Mich Todorovich had a huge impact on the course of my training. It started when I trained with him at Beast Coast: he saw something in me that I hadn’t seen in myself as an athlete and he inspired me to compete at NAPC. I still dream about making it on the podium at NAPC and it is all thanks to him. I don’t think he even realizes how much what he said to me that day would inspire me. I hope to inspire someone in that way one day!

Daniel Ilabaca lit a fire under me in my first years of training and I still strive to move with his grace and confidence.

Endijs Miscenko is my favorite athlete to watch and he embodies the type of parkour skill I want to achieve.

Then there is Travis Graves: when I saw him training with Levi at one of the first Michigan jams I was in awe. That whole following year I tried to do as many of the challenges that I saw him do at the jam. That was a great year of training and it felt so amazing whenever I hit one of his challenges.

And last but not least, my friends on The Flok: they are all so talented and I am constantly humbled by training with them. I can’t wait to see what they are going to do in 2019!

What would you say to someone just starting out who struggles with either being overweight or just not having a lot of energy?

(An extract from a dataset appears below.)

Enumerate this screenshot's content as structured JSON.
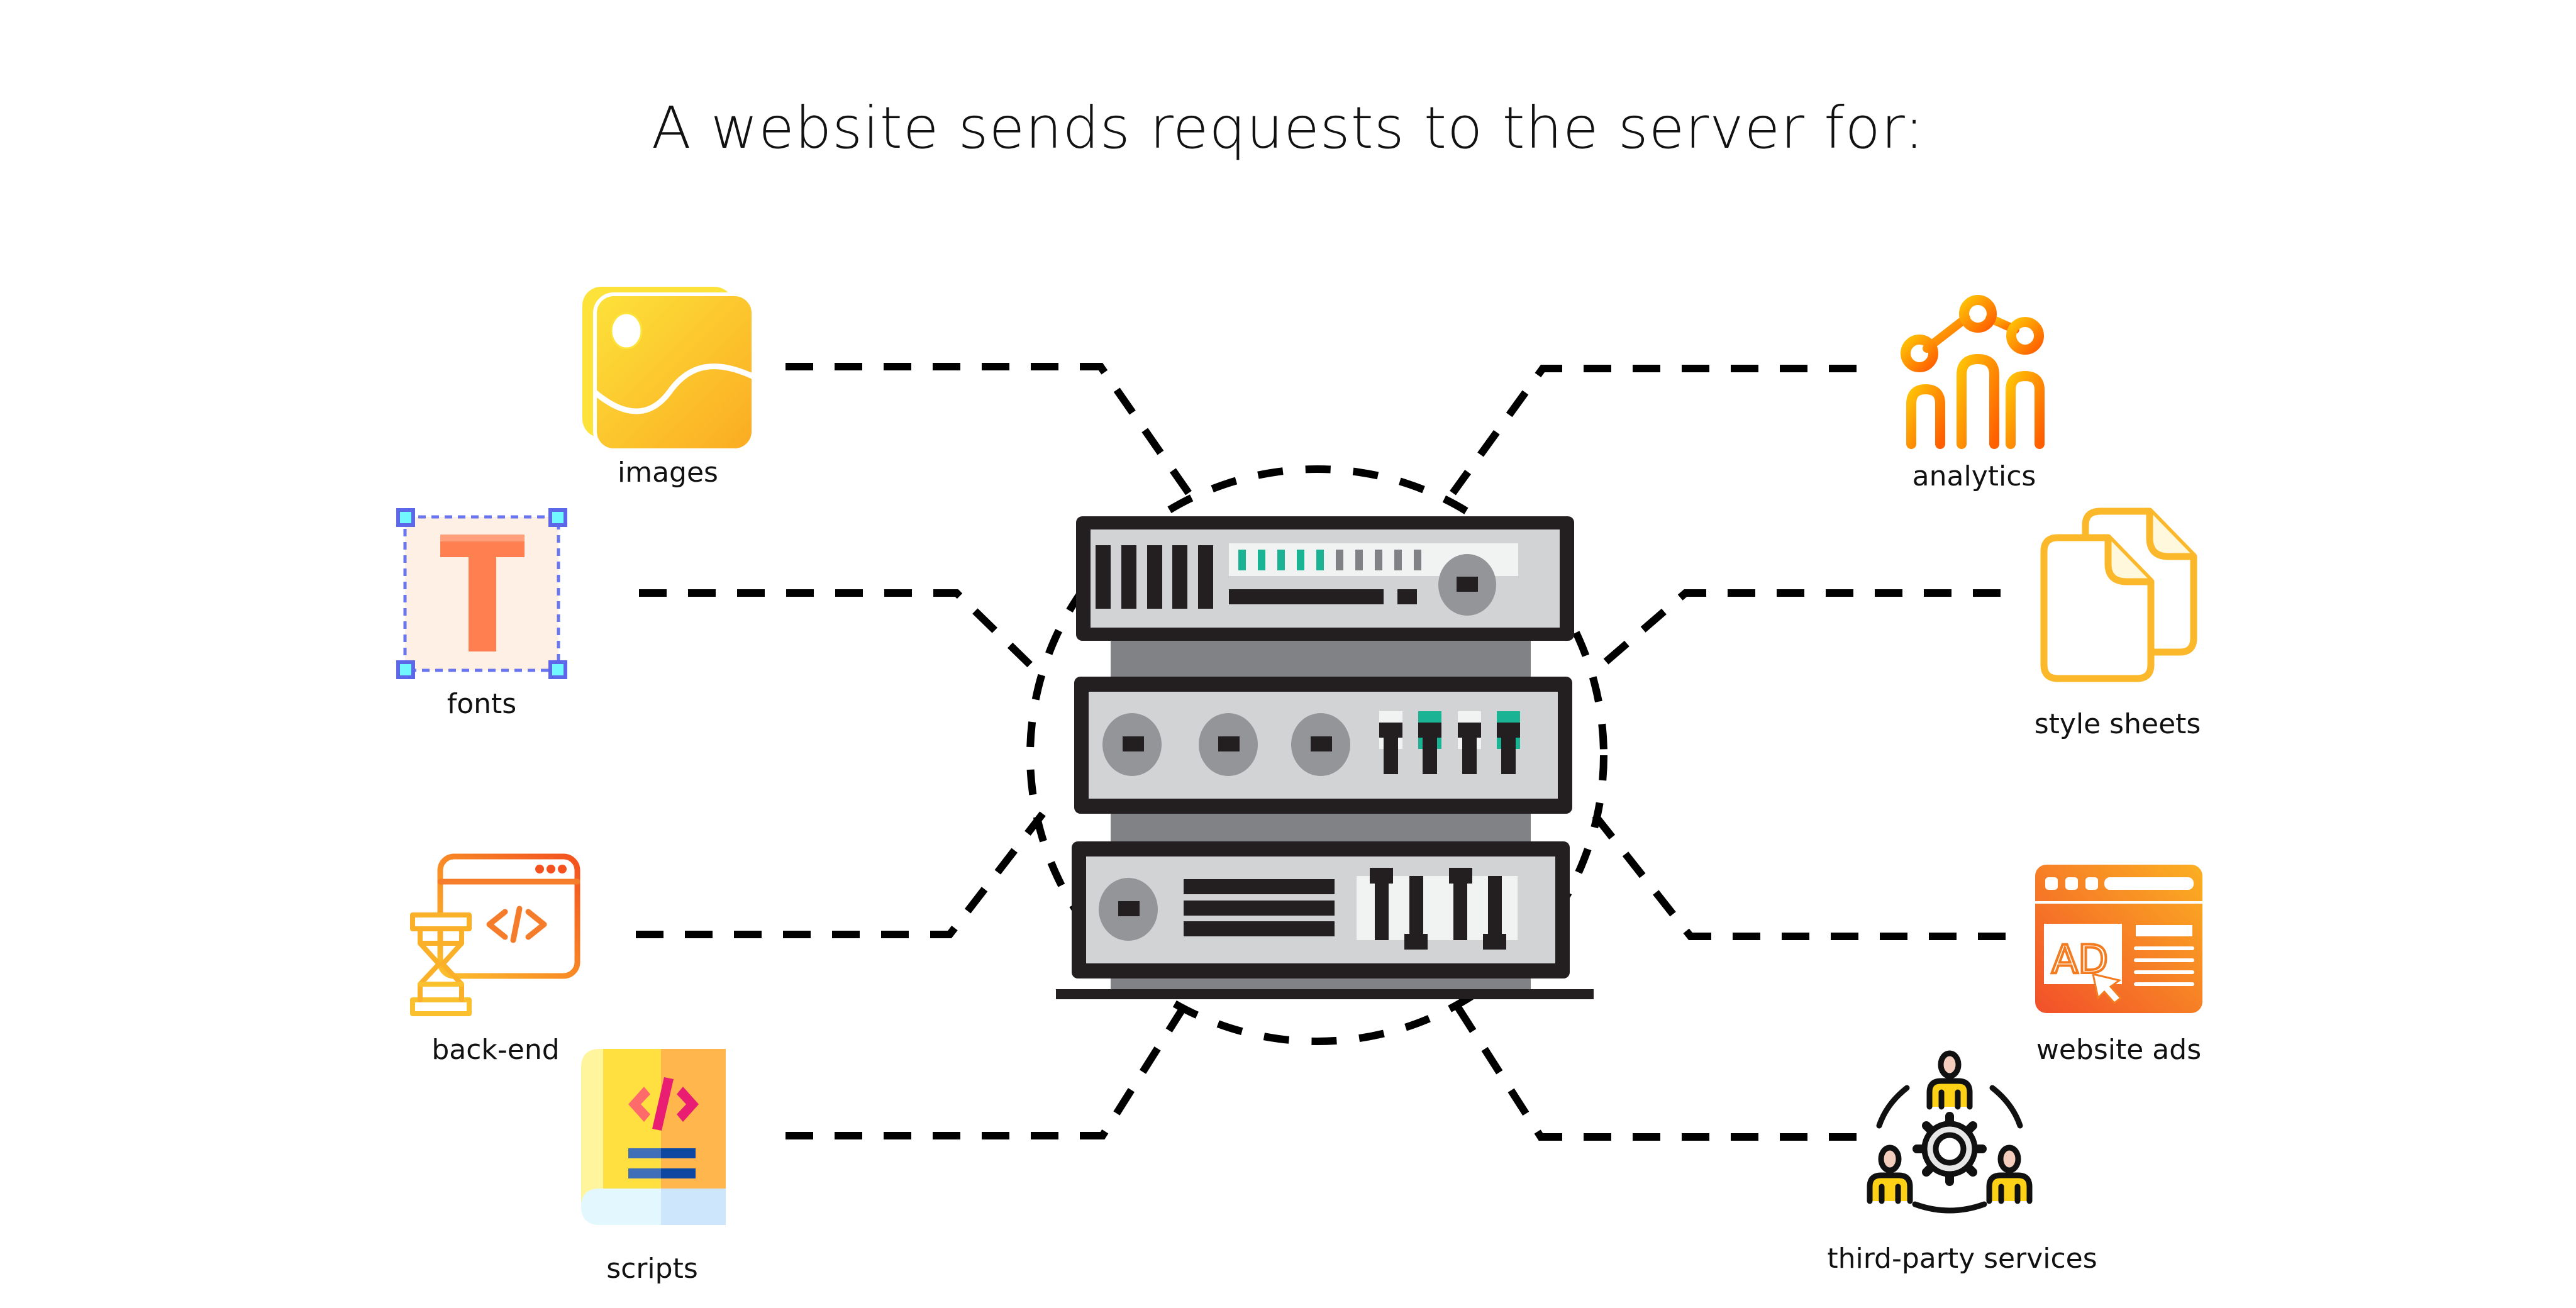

As one of the owners of Phoenix Freerunning Academy I run into people all the time who say “I’m not in shape enough to do parkour.” I always explain to them that you don’t need to get in shape to do parkour, doing parkour will get you into shape! I also explain that when I first started I didn’t have the ability or experience to do all of the things I can do today. My skills have been developing over the last nine years. I started by training foundational parkour skills that ANYONE can learn! Over time my skills slowly but surely developed into what they are today. The next thing I explain is that everyone progresses at a different rate: the worst thing you can do for yourself in parkour is compare yourself to everyone around you. There are skills that have taken me months or years to develop that some people pick up in a day and that is okay! Everyone has a different path to travel in order to get to where they want to be in parkour, find enjoyment in the journey not the just the end result!

Sport, Discipline, or Art?

All of the above. Over the years I have gone through different phases of training. In my earlier years of training I trained it as more of an art and now I train it as more of a sport. Discipline being a part of the art and sport of parkour. I don’t think we should put parkour in a box by defining with one of those words.

Do you have any special workout routine to prepare your body for the amazing things you do?

If I know I am going to be competing, I try to lift every other day and train parkour two days per week. If I am not getting ready for competition, I train three times per week with one of those times being an intense session. I also warm up a bunch before training. We have a saying in Michigan that you have to warm up a minute for every year of your age. It gets harder every year 🙂

Favorite place you’ve ever trained?

Technically the best place I have trained at is the Grand Fountain in Flint, MI. However, the bio-med building in downtown Ann Arbor is one of my favorite places to train.

What do you hope to add to the community?

I hope to add size to the community especially in Michigan. We have some of the best spots including the Grand Fountain in Flint and I want to put Michigan on the parkour map! I also want to get people outside of the community to understand how safe it is to train and to make parkour more accessible and inviting to them.